Another treat often found here is Knafeh, which is a cheese-filled pastry, tinted with red food coloring to give it a strangely Halloweenish appearance, then soaked in a sweet syrup and cooked. Pistachio nuts are often spread over the top of the pastry when served. In case you’re wondering, it’s just as sweet and rich as Baklava, but with the added joy of melted cheese baked in.
Here is a truly sinful recipe for Knafeh you can try at home.
Both of these sweets, plus many others, like Sesame Candy, were served to us at Bakery Of the East (קונדיטוריה המזרח) on the tour. When you walk in the door of this bakery, the sights and smells draw you in. If you love sweets, it’s a place you might lose yourself in for hours.
The final stop on our Haifa food tour was at one of the only craft brew pubs in Haifa. Jessica explained that while the craft beer movement is beginning to take off in Israel, it hasn’t reached a large following just yet in Haifa. The brewery we visited, Libira (ליבירה), also serves food, alongside their five beers, in a very modern-looking establishment in the center of town.

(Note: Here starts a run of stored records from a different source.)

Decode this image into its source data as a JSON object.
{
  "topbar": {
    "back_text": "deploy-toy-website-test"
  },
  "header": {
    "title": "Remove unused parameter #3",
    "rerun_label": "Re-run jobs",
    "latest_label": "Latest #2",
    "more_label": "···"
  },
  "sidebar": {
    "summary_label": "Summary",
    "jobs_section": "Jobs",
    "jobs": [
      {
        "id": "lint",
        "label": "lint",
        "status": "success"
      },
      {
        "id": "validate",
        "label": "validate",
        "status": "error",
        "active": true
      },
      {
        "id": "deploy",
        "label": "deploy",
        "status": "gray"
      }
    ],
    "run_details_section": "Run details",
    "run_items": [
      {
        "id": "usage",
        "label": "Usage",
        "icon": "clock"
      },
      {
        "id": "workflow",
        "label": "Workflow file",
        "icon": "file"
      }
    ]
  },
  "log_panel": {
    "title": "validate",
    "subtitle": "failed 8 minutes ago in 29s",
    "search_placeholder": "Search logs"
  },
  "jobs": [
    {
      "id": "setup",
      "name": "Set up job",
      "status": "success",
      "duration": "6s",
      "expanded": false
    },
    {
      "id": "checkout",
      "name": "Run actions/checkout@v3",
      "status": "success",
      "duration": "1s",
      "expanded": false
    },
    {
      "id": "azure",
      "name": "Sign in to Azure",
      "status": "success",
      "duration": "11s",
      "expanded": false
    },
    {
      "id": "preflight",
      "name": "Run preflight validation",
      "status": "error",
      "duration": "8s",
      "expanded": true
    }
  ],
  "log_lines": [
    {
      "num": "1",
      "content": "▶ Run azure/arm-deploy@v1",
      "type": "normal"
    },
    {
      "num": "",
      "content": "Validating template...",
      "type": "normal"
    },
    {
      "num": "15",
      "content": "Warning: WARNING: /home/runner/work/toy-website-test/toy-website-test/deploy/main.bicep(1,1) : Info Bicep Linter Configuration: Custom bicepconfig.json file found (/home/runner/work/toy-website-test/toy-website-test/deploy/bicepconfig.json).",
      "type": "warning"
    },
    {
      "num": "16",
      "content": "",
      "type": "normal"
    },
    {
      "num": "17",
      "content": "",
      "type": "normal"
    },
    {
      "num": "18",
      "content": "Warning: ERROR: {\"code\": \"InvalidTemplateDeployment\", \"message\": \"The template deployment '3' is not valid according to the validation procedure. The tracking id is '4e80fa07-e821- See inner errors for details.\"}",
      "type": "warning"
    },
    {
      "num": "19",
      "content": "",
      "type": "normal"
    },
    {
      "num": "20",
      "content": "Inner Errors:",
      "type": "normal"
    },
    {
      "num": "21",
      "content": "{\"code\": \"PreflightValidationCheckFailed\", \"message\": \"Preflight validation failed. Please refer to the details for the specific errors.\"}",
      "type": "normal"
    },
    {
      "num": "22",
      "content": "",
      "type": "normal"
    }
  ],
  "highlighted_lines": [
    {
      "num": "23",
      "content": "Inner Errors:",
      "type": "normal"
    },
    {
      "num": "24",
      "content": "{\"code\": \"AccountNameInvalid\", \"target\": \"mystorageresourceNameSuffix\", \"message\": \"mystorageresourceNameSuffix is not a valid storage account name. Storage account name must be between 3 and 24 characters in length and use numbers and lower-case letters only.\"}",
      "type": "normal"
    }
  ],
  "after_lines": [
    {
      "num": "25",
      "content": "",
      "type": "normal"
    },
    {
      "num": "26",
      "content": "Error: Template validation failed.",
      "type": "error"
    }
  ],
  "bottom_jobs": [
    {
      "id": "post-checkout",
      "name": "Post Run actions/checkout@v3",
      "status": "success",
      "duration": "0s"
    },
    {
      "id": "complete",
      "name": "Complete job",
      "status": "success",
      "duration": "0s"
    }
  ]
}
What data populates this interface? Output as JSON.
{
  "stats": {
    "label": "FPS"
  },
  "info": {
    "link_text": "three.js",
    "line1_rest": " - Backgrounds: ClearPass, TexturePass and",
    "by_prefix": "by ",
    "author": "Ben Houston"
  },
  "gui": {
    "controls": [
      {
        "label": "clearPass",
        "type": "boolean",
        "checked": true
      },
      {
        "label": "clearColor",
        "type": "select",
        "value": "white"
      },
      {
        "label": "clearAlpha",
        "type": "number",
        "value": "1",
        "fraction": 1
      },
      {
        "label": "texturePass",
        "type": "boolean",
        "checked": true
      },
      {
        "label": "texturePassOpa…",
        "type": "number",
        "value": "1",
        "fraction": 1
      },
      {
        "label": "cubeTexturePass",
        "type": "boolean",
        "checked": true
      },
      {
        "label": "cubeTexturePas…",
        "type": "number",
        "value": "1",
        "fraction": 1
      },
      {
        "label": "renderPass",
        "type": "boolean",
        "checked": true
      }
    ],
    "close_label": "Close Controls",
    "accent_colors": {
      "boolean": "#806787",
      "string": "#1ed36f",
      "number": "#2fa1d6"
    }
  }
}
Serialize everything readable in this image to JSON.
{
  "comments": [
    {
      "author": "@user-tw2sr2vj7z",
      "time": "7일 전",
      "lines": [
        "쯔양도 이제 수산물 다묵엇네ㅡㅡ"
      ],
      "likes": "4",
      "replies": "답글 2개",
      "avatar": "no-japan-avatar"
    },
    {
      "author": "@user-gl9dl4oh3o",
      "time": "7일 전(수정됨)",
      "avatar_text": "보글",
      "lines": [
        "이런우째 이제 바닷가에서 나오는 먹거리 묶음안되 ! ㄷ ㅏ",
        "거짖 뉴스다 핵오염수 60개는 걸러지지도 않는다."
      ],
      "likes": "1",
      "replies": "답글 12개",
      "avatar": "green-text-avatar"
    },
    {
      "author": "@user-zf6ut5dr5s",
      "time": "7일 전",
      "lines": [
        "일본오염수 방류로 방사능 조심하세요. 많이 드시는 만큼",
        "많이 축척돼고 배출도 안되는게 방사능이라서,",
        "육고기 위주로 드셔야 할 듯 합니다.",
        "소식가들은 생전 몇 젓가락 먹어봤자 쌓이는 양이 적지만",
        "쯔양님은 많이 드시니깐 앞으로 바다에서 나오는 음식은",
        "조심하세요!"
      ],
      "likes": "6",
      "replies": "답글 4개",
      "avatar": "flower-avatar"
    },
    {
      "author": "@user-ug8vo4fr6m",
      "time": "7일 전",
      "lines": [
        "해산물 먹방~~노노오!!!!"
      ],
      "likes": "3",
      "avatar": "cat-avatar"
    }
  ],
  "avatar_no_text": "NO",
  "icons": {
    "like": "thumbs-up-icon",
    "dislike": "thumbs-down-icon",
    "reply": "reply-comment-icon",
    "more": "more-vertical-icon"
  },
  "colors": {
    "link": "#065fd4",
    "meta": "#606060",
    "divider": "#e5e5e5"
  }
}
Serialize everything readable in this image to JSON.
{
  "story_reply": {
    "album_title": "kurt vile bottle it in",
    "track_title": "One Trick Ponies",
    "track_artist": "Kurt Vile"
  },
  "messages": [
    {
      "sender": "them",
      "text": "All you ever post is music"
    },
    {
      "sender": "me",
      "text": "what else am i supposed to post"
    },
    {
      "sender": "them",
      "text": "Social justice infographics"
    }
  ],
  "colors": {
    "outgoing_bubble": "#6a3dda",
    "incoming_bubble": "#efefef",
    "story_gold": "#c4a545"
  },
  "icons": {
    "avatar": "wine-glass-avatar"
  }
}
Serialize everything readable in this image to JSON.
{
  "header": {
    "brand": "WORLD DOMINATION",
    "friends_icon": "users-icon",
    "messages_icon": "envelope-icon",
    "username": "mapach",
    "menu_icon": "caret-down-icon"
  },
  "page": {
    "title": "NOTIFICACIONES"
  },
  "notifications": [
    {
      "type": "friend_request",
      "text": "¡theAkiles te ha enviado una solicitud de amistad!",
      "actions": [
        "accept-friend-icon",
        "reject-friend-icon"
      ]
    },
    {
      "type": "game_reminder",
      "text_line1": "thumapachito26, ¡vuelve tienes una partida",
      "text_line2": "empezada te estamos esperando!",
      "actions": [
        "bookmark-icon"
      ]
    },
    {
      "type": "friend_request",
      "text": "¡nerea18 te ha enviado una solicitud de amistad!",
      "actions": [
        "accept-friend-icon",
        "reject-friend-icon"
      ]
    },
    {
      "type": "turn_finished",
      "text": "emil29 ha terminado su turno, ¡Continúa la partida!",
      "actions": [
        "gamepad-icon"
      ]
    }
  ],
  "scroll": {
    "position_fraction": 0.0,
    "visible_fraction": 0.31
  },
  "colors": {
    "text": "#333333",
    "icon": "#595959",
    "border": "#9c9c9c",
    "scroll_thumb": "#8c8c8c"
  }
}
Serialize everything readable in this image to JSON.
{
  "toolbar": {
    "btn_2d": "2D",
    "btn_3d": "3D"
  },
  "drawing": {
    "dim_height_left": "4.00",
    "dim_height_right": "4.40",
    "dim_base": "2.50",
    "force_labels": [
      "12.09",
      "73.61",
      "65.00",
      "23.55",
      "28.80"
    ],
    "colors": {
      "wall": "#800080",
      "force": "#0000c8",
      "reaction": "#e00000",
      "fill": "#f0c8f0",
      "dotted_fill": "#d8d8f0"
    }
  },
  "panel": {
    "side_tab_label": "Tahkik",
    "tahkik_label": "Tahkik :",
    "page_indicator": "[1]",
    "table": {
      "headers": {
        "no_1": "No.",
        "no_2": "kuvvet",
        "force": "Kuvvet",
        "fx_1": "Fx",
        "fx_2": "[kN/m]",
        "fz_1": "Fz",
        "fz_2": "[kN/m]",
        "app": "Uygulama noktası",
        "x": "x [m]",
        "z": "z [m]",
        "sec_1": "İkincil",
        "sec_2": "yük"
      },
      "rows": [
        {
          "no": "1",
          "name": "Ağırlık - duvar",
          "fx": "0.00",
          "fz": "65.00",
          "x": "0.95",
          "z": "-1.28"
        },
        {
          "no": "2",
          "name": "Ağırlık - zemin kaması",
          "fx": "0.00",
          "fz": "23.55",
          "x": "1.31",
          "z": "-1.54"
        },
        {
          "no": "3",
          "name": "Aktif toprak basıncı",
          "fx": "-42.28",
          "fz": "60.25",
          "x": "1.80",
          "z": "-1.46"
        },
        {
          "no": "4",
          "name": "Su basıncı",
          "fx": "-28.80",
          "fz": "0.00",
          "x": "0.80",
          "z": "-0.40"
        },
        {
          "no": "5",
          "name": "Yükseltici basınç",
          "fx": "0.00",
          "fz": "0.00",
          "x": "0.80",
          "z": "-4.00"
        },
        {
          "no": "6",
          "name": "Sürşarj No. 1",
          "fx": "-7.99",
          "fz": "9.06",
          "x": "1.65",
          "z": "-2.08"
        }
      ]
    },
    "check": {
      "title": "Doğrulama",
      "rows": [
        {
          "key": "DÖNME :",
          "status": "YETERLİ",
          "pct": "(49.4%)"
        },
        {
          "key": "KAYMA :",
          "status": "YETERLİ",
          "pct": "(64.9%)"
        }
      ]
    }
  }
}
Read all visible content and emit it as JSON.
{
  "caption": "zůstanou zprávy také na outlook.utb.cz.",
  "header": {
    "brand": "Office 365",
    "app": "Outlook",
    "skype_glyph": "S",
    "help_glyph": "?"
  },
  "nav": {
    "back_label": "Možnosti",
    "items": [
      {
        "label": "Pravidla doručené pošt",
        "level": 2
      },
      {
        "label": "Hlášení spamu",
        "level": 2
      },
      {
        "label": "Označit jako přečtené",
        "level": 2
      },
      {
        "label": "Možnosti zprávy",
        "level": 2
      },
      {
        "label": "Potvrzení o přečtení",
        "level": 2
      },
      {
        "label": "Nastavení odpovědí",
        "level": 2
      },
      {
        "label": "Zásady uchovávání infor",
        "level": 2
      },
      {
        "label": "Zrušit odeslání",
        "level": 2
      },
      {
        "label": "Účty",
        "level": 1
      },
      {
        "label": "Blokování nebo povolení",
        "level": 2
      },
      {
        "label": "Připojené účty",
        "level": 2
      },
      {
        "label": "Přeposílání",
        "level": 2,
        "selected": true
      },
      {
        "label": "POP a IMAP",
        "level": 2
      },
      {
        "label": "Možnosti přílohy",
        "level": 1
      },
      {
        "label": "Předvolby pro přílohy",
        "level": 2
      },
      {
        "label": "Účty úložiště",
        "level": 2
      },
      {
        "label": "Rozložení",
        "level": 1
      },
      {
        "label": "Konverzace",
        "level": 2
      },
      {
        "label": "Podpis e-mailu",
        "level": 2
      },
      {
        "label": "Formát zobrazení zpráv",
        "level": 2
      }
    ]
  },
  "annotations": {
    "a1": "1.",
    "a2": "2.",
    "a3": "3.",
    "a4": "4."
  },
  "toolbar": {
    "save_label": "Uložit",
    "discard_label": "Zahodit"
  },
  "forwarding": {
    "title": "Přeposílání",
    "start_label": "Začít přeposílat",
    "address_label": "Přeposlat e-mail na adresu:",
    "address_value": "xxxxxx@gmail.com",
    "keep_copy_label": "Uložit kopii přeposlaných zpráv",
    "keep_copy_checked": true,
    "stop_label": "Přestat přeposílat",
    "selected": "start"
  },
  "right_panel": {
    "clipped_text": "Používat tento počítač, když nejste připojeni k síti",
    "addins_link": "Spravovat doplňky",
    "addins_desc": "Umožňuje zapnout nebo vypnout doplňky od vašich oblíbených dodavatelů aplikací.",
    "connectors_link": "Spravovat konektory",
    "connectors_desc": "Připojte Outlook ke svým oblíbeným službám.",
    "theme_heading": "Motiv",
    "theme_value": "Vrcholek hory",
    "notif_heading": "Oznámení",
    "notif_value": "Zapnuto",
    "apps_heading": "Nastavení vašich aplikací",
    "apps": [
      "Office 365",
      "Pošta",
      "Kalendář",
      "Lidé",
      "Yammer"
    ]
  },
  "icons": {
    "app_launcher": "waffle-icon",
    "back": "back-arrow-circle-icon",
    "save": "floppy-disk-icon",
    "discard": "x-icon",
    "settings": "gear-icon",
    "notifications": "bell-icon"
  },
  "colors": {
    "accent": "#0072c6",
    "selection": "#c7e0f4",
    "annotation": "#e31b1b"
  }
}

The place feels like you’ve just stepped into an American brew pub. The five varieties of beer are conveniently displayed and explained on the wall as you walk in, so you know exactly what you’re getting. They have a bitter ale, a Belgian ale, a smoked stout, a double pils and a Weissbier. You can even try a sampler tray of all five, if you want.
If you want to learn about Israeli food, don’t hesitate to make this trip up to Haifa. I know you might be thinking that traveling in Israel isn’t safe and it would be dangerous to go there, but that is absolutely incorrect, and dated thinking for 2017. Israel (especially the city of Haifa, and the towns of Galilee in the north) are very safe to travel around. You won’t regret the experience!
To set up a private Haifa walking tour, contact Jessica at Haifa Street Food Tours. There is a booking button at the top of the website. Tours currently cost $90 per person for a group of 2-3 and $85 per person for groups of 4-6 (subject to change).
Where to Stay in Haifa
If you do plan a trip to Haifa, one of the best places to stay in a the Dan Panorama Hotel. The view from the rooms is incredible. It’s perched at the top of the mountain, overlooking Haifa, and just a few steps away from the top attraction in the city, the Bahai Gardens.
Need more choices? Find other hotel options in Haifa on Booking.com.